Imam Ossama Bahloul discusses the importance of Ramadan for the Muslim community during a July 20, 2012, prayer service at the Islamic Center of Murfreesboro in Tennessee. (TMP Photo/T. Swann)
During prayer services Friday, leaders praised the decision by a federal judge to overturn an injunction barring the Islamic Center of Murfreesboro from opening its nearly complete mosque, saying the ruling has brought long-awaited justice to the Muslim community.
“Justice came to us,” Imam Ossama Bahloul said. “Ramadan this year reaches us at a very special time for our community. We have received the good news about the federal court not standing on our side – standing on the side of the U.S. Constitution.”
In an emergency hearing held Wednesday in Nashville, U.S. District Court Judge Todd Campbell issued a 14-day temporary restraining order requiring Rutherford County to begin the inspection process necessary to issue an occupancy certificate for use of the mosque.
One day after the ruling, officials with the Rutherford County Building Codes Department conducted a preliminary inspection of the mosque. However, Director David Jones determined it would be an estimated two weeks before the occupancy certificate could be issued because some aspects of the construction project are incomplete.
Despite those construction delays due to recent weather, the Muslim community is relieved to know the project will be completed in the near future, said Saleh Sbenaty, an engineering professor at Middle Tennessee State University.

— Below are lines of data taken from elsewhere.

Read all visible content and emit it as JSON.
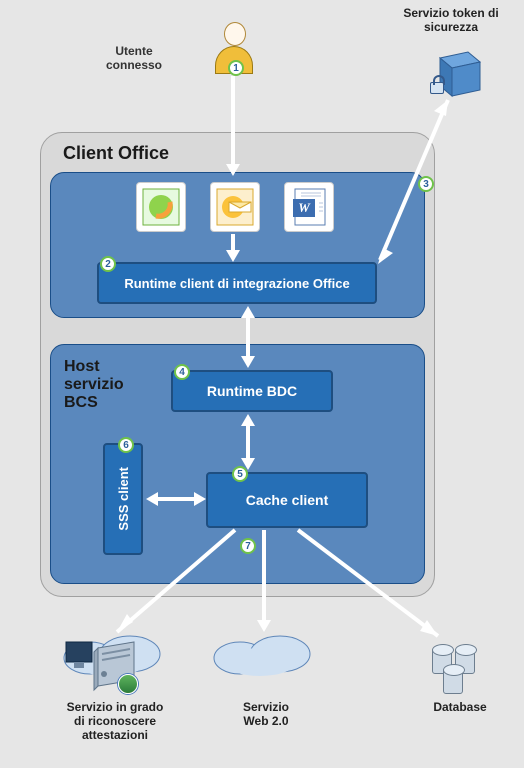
{
  "labels": {
    "user": "Utente\nconnesso",
    "sts": "Servizio token di\nsicurezza",
    "client_office": "Client Office",
    "office_runtime": "Runtime client di integrazione Office",
    "host_bcs": "Host\nservizio\nBCS",
    "bdc": "Runtime BDC",
    "sss": "SSS client",
    "cache": "Cache client",
    "claims_svc": "Servizio in grado\ndi riconoscere\nattestazioni",
    "web20": "Servizio\nWeb 2.0",
    "db": "Database"
  },
  "badges": {
    "b1": "1",
    "b2": "2",
    "b3": "3",
    "b4": "4",
    "b5": "5",
    "b6": "6",
    "b7": "7"
  },
  "icons": {
    "spd": "SPD",
    "outlook": "Outlook",
    "word": "Word"
  }
}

“Even though we cannot start Ramadan in the new facility, the congregation is very happy with this ruling,” said Sbenaty, who serves as one of the senior members of the Islamic Center. “We now have the opportunity to move into the new mosque during the month of Ramadan.”
Sbenaty said members of the Islamic Center are hopeful about the future, especially in light of the recent decision.
“We are very excited,” he said. “We are very thankful for everyone who has helped make this happen. We have a lot of supporters who we are grateful for their help. They helped us tremendously.”
Campbell announced his decision only hours after attorneys representing the U.S. Department of Justice and Islamic Center filed separate lawsuits over the partial injunction. Both parties successfully argued the Rutherford County Chancery Court order that prohibited officials from issuing the occupancy certificate violated the rights of of the Muslim community.
As part of his decision, Campbell said the partial injunction issued by Chancellor Robert Corlew III was incorrectly imposed based on a “heightened public notice requirement,” which caused undue harm to the “free exercise of religion without a compelling governmental interest.”
That heightened requirement was formed under a decision earlier this year, in which Corlew ruled the Rutherford County Planning Commission failed to provide adequate public notice prior to approving construction of the mosque.
Although he stopped short of halting construction, Corlew said an occupancy certificate could not be issued because his previous decision voided authorization of a site plan proposal, which was approved by the Planning Commission during a regularly scheduled May 2010 meeting.
“Equal treatment of citizens under the law and the full expression of religious interests are in the public interest,” Campbell said, noting any further delays would cause irreparable harm to members of the Islamic Center.
Even though opponents have fought to halt construction for more than two years, Bahloul told Islamic Center members Ramadan is a time for forgiveness. He said they should not harbor ill will toward those who oppose the mosque, noting the Muslim community should forgive them and “ask God to put peace in their heart.”
“Do not hold any hard feelings in your heart toward anyone, even those on the opposition side,” he said, during the prayer service. “They are not bad people. They are people in need of help.”
Sbenaty expressed similar sentiments, and he invited Islamic Center opponents to visit the new mosque once it is completed.
“We pray that those people who had a bad idea about the Muslim community will take a closer look because our facility will be open to them,” he said, “so that they can ask questions and express any concerns not yet addressed.”